##### MATERIAL FOR THE TASK #####
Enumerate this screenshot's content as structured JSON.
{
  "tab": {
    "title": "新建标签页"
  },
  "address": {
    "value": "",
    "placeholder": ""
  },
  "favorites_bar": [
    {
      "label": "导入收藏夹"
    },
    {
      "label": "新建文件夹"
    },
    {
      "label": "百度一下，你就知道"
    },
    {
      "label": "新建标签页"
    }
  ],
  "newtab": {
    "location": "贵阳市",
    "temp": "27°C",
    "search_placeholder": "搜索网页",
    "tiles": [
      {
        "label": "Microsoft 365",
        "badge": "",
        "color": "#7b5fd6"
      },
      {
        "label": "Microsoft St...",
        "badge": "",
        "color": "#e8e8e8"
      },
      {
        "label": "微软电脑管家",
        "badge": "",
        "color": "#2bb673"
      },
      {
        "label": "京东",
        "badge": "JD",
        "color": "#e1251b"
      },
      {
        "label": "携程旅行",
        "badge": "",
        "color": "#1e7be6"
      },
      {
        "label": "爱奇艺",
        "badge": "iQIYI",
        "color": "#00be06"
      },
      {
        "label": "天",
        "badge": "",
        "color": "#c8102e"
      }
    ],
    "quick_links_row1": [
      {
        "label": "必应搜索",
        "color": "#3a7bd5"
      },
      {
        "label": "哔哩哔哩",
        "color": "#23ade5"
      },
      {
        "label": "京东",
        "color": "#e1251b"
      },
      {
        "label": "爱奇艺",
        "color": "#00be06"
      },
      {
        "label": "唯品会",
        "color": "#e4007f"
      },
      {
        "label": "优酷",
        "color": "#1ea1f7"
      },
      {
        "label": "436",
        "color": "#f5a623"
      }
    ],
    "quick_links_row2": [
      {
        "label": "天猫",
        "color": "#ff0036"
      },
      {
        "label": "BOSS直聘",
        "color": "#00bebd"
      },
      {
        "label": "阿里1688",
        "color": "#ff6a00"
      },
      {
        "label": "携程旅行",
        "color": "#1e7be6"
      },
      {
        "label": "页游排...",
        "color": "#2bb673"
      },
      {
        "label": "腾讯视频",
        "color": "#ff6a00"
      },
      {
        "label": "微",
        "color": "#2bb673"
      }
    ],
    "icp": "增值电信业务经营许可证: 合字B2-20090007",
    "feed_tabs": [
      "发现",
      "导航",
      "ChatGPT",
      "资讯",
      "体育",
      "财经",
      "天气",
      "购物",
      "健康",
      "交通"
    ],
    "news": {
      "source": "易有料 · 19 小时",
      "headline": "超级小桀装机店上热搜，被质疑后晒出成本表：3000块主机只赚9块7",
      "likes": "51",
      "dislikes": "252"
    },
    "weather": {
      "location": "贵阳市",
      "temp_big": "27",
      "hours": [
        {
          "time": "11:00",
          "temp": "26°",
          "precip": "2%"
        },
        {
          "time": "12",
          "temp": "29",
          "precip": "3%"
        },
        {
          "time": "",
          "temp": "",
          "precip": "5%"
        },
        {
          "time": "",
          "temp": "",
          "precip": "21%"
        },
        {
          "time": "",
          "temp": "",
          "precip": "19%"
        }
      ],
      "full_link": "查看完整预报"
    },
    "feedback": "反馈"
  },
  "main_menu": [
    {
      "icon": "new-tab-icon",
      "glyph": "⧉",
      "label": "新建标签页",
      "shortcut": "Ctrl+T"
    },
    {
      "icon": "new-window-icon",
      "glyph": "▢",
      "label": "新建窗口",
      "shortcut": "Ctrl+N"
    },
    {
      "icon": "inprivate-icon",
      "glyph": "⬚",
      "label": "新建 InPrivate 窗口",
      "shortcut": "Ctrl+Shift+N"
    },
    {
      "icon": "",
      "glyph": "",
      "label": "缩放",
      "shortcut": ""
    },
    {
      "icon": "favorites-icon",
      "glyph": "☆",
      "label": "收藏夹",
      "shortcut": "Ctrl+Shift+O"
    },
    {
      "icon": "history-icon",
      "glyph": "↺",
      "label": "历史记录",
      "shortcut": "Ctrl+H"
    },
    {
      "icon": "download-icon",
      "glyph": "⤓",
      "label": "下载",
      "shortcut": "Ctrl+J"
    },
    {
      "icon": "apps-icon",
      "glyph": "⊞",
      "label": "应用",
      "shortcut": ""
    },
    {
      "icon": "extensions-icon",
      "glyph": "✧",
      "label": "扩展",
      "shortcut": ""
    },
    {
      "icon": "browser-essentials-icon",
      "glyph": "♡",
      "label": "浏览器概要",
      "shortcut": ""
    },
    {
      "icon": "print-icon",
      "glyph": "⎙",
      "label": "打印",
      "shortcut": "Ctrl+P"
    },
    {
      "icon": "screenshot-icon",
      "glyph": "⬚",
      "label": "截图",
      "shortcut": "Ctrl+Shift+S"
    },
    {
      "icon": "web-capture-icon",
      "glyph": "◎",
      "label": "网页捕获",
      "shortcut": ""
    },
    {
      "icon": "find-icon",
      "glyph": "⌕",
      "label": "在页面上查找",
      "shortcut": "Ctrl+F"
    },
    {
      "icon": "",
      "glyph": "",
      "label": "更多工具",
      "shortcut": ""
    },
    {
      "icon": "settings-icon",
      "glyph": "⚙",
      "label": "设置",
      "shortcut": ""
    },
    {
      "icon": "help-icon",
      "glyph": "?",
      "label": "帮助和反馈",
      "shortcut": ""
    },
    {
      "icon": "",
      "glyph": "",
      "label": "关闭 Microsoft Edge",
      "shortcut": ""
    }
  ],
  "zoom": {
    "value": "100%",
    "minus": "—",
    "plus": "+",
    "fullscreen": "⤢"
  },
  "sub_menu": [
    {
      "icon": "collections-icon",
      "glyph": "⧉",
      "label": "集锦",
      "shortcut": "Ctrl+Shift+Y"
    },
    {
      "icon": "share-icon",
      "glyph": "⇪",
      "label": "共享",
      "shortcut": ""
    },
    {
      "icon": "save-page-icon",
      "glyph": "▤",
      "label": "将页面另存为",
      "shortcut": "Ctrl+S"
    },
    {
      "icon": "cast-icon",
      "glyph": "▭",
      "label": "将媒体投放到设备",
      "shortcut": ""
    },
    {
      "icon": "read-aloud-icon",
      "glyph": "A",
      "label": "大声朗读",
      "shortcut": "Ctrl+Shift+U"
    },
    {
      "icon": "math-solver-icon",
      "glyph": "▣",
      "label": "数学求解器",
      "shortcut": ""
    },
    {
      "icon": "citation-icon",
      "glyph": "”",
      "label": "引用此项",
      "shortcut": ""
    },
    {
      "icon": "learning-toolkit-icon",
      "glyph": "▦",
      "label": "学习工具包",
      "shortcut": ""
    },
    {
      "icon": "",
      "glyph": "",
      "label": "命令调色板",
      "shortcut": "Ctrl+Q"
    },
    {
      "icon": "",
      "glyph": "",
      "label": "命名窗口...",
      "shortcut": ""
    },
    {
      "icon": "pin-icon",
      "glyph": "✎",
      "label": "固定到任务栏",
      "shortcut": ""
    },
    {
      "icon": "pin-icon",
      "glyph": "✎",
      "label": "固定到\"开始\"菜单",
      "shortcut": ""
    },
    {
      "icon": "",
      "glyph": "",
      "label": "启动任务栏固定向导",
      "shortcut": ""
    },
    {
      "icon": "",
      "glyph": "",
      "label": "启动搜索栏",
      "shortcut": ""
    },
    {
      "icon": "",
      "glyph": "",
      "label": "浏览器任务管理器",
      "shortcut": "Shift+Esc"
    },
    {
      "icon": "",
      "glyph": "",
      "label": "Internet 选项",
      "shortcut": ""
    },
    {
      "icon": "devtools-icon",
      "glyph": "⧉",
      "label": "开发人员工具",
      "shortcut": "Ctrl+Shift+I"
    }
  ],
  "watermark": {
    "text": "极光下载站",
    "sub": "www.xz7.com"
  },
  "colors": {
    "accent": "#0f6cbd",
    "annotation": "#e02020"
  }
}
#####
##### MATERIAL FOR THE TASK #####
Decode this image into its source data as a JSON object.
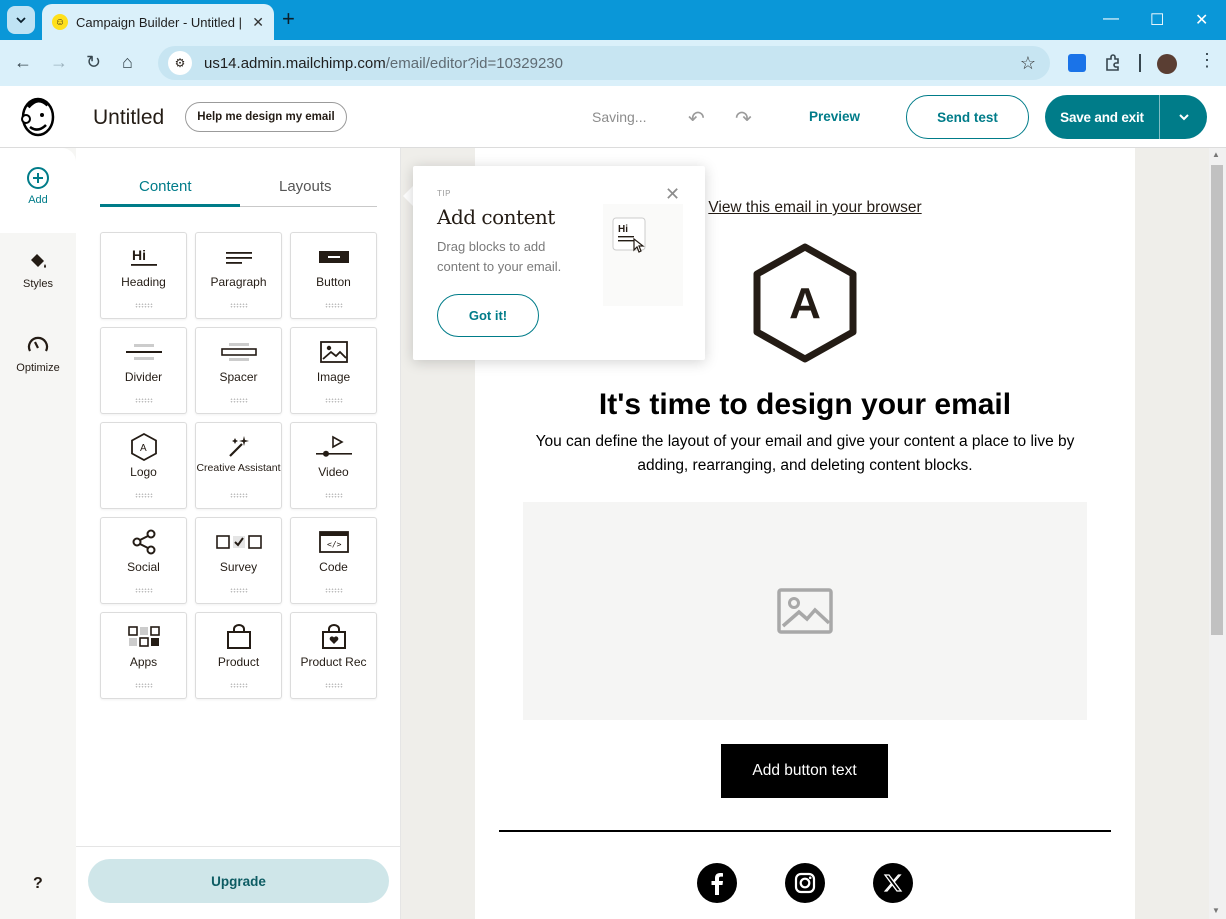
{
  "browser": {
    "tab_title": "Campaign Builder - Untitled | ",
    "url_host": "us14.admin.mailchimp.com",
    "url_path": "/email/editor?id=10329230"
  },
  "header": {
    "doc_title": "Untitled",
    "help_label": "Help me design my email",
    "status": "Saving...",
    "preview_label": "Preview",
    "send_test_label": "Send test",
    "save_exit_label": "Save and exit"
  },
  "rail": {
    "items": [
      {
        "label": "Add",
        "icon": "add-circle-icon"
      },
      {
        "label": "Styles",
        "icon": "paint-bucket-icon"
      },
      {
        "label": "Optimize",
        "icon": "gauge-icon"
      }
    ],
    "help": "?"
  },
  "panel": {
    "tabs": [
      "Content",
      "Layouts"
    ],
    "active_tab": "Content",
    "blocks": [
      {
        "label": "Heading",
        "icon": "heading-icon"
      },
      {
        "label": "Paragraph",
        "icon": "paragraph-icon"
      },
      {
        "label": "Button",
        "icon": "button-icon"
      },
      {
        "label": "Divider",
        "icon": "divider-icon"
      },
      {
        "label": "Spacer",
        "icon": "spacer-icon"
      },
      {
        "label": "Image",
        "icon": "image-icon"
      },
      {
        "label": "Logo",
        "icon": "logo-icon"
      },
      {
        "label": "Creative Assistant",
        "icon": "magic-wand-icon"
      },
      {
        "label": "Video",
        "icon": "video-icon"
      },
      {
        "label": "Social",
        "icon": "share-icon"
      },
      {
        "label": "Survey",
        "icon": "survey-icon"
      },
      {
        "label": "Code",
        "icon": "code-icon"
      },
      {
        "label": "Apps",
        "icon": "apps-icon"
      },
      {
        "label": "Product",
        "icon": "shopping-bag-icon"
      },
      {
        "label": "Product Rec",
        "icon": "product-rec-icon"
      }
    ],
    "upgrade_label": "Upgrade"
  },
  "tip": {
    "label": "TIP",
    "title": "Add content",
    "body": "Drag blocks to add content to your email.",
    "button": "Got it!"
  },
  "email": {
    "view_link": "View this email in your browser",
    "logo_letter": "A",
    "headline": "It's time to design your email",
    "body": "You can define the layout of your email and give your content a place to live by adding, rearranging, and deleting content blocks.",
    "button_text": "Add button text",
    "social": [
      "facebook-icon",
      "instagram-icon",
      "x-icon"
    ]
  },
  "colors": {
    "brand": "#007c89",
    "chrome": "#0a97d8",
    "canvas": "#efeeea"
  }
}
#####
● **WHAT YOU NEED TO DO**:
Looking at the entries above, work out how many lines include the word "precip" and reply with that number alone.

● **EXERCISE SOLUTION**:
5